I think I’m losing what snobs refer to as “taste.” I can’t figure out if it’s because the summer offerings have been particularly weak this year and the movies I’m enjoying are just a little bit better than the bag-fulls of hobo poo that I usually find myself sleeping through; or, if after a lifetime of watching films, my brain has finally hit a point where all of the important pathways have collapsed under the weight of content digestion, and all I’m left with is a vague, blobbish hole where only the most underformed of content can happily live. So understand, that when I say what I’m about to say, I realize that it may be coming from a context of salvation from absolute mediocrity and/or slight brain damage: I liked No Escape. Yes, I fully understand that a film about four white people in a small Southeast Asian country fleeing from an army of brown-skinned savages hellbent on raping and killing them grapples with a perhaps undiscussed idea of American xenophobia. And yes, I understand that Owen Wilson, crooked nose and rugged blonde good looks on full display, might not be the best casting for a film that sells itself as an action movie. And with all that knowledge bubbling around inside my enormous head, I still liked No Escape. Director John Erick Dowdle (a pillar of the found-footage horror industry up to this point) manages, intentionally or not, to make No Escape feel like some sort of reflection of the simpler days of 80s action films, where there didn’t have to be fussy high concepts, but rather just a protagonist, a threat, and some reason for the protagonist to have to jump into action. In No Escape, our protagonist, bland water engineer Jack Dwyer (Owen Wilson), and his family are moved into a generic Southeastern Asian country to help bring water back to the people. Turns out that on the day after they arrive, a violent coup occurs and the rest of the movie is spent following the Dwyers as they try to avoid being hacked to death by violent locals. Somewhere Pierce Brosnan (playing a sort of Ricky Gervais take on a bad-ass) appears to kick some ass, probably take some names. It’s a simple film. A lot of running, a lot of shooting, and a lot of hiding. But, what I liked was that Dowdle uses the Dwyer Family as a unit. This isn’t Owen Wilson trying to hunt down those who did his family wrong, and using a plethora of karate chops and machine guns to do so, this is Owen Wilson leading his family away from killers who will, if they catch them, kill them all. And Dowdle makes that both an advantage, an inspiration, a burden (at one point one of the kids asks to go to the bathroom in the middle of a firefight, and it’s pretty scary) and a terrifying prospect (Wilson throwing his daughter off a roof made me cover my mouth). It elevates the fear factor of the movie, lets every corner seem terrifying, every person possibly a threat. The film scoots along for the first two-thirds as The Dwyer’s fight there way through a series of coup-forced obstacles and though it slows down to a sodden crawl by the end, it still works. It isn’t really an action film, it’s a family film with a lot of exploding helicopters and decapitations and a mild amount of American xenophobia. Which, you know, aside from the xenophobia, works for me. It’s nothing special, you aren’t going to go home and tell your children that this film changed your life, but it has that warmth, that texture and believability of a good old fashioned 80s movie and in a world of CG, well, everything, it was at least a little refreshing.

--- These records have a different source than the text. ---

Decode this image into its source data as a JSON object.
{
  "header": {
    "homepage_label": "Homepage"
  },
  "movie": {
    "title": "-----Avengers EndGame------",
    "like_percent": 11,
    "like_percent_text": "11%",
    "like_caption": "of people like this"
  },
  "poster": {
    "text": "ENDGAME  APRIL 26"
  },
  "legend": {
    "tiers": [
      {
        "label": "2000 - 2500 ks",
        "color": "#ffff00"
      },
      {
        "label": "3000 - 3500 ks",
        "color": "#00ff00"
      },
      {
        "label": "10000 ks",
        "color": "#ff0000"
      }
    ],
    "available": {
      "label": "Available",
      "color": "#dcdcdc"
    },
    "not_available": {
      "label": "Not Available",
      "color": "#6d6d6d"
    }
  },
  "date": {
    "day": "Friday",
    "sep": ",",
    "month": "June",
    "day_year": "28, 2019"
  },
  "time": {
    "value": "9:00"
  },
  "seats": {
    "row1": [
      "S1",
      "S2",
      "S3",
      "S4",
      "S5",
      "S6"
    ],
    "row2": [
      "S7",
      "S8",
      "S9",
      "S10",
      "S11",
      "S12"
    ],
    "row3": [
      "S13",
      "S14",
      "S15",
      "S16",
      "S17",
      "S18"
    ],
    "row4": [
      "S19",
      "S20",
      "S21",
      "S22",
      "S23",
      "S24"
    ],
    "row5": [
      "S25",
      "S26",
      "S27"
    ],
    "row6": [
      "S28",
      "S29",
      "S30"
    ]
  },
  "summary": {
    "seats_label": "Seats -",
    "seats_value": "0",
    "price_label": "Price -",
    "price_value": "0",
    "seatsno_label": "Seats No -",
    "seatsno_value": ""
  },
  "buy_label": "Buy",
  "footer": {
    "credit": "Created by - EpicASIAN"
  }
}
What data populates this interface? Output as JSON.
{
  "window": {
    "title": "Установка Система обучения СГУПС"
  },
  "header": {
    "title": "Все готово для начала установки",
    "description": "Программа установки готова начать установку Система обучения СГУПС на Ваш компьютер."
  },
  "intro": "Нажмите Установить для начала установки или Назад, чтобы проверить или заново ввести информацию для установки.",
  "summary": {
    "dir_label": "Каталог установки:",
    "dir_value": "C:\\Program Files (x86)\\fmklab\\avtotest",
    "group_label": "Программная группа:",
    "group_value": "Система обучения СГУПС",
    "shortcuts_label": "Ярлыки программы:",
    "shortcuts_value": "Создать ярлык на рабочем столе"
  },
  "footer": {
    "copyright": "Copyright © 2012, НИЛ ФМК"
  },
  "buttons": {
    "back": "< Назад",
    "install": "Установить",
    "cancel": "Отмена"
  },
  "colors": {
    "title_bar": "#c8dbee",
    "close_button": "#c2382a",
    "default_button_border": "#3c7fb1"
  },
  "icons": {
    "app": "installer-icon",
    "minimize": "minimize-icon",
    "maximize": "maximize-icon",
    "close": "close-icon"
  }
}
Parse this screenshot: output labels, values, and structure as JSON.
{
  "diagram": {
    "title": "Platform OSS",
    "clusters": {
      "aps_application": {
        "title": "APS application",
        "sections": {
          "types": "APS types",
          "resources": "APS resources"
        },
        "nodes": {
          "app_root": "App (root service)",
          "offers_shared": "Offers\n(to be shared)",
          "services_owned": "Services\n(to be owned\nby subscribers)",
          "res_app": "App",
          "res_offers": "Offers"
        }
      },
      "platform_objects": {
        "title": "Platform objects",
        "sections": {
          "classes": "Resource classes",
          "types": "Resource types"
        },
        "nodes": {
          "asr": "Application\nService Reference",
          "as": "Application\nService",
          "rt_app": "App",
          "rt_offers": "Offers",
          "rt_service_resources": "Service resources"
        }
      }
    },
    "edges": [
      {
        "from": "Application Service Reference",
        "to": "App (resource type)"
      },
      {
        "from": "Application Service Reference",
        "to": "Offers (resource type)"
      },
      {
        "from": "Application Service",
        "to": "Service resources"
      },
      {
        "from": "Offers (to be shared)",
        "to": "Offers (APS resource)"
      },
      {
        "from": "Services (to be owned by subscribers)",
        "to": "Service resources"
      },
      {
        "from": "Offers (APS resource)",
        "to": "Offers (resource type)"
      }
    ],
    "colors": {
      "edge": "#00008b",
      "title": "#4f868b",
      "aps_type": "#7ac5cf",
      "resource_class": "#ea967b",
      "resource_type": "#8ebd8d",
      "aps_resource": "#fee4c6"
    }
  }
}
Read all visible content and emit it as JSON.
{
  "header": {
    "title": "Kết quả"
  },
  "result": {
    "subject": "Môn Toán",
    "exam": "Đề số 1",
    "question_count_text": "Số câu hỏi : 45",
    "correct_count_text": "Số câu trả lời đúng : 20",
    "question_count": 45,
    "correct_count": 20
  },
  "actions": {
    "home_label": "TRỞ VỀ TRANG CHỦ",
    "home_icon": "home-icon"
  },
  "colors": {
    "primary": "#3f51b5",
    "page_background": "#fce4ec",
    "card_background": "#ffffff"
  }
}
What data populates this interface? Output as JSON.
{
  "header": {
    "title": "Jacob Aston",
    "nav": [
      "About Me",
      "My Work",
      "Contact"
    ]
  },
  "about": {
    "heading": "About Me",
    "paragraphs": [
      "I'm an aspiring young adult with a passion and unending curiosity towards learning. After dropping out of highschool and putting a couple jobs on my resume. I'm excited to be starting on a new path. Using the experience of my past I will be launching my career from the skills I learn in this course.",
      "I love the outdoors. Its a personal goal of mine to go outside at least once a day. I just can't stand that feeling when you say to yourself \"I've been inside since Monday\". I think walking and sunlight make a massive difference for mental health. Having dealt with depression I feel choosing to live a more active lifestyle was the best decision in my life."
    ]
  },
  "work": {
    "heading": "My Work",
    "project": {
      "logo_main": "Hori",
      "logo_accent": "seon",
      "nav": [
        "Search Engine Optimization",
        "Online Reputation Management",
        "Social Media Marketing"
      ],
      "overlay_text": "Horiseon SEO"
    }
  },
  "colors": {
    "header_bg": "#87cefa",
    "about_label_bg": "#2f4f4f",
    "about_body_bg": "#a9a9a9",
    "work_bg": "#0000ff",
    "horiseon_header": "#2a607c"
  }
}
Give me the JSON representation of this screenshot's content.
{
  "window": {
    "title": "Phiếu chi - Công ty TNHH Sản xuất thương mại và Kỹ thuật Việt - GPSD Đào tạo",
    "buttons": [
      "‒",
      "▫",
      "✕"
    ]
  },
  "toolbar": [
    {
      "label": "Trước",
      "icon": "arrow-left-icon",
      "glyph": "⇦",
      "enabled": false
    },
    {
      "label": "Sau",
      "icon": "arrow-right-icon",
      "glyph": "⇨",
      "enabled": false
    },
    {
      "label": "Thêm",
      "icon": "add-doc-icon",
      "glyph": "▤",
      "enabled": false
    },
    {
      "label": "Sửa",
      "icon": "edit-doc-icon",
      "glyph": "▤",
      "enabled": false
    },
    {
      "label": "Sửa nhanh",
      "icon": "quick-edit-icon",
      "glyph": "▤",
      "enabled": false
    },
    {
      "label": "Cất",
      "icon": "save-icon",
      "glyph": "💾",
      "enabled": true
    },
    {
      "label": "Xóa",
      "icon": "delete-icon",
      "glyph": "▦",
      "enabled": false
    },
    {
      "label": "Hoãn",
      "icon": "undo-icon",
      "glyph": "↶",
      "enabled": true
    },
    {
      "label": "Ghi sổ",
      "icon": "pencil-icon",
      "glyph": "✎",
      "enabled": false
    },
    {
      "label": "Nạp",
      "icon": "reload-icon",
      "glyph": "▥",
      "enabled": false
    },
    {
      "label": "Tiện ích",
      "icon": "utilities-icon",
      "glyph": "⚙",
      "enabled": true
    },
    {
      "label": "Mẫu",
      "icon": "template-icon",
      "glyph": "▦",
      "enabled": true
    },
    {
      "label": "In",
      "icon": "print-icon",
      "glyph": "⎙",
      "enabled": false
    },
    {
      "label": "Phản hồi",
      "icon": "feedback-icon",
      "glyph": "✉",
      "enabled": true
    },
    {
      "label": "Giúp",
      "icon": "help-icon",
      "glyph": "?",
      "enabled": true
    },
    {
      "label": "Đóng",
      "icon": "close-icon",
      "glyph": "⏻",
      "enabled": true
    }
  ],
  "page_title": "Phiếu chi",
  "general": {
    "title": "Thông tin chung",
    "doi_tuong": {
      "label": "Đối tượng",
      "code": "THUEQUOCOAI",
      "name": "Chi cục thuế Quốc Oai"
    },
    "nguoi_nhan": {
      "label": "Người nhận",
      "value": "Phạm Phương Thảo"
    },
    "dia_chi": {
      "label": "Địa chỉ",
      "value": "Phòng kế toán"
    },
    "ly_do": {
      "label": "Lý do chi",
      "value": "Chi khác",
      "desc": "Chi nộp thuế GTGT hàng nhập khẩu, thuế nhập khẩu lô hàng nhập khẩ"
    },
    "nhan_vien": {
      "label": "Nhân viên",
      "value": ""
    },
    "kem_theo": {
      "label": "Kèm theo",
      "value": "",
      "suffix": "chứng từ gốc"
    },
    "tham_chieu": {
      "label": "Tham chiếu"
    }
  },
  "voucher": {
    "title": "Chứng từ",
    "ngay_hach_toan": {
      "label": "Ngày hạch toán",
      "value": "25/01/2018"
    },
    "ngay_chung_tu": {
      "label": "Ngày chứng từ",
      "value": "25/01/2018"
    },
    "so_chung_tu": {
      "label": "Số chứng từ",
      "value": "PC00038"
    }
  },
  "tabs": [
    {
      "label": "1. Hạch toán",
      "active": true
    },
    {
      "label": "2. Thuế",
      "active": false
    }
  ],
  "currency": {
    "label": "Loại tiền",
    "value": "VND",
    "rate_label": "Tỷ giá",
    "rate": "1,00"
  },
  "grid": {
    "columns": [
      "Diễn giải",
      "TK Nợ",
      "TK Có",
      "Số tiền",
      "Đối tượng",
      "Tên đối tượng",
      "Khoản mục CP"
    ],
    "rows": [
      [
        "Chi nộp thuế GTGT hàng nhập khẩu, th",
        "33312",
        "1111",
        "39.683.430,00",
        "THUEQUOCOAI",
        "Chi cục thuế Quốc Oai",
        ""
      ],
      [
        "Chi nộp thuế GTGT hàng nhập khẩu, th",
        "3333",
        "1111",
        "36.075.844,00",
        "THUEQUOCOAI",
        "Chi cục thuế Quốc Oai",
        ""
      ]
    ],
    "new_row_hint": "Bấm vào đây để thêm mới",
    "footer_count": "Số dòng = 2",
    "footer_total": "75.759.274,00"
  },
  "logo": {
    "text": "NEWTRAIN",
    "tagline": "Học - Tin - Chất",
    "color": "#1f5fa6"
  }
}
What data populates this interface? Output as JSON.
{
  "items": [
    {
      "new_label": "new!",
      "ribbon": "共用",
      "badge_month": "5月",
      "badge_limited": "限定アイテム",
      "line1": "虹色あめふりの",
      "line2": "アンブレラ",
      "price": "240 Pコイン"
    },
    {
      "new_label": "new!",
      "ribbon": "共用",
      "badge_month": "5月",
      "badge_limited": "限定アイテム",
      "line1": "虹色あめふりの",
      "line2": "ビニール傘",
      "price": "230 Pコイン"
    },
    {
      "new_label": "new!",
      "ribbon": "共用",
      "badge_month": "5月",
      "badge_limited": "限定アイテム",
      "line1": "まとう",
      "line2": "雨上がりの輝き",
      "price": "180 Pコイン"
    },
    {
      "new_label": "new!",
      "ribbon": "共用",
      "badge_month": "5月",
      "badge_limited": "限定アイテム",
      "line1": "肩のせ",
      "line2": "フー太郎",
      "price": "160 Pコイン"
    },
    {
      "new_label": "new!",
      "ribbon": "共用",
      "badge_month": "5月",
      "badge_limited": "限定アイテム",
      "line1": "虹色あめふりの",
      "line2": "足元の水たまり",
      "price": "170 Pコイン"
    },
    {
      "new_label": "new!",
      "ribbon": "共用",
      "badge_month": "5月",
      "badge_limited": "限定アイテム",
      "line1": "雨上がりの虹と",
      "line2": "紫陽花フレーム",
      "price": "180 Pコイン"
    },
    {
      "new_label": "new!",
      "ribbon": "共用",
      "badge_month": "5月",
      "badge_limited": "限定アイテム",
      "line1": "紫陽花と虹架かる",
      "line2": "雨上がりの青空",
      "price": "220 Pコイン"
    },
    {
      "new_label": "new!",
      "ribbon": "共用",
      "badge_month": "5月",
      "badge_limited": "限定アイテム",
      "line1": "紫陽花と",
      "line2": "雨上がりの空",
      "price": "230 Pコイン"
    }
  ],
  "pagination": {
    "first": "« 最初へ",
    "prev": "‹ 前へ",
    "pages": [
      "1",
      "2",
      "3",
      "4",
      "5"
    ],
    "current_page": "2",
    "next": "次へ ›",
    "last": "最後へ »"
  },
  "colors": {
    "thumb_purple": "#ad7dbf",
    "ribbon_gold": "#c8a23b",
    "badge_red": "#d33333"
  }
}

I’m an easy lay these days. Give me some decent actors and some explosions and I’m sold.
The Lesson #2:
Lake Bell is the real deal. She hits a whole spectrum of emotional notes here and they’re all entirely believable. Cast her more Hollywood.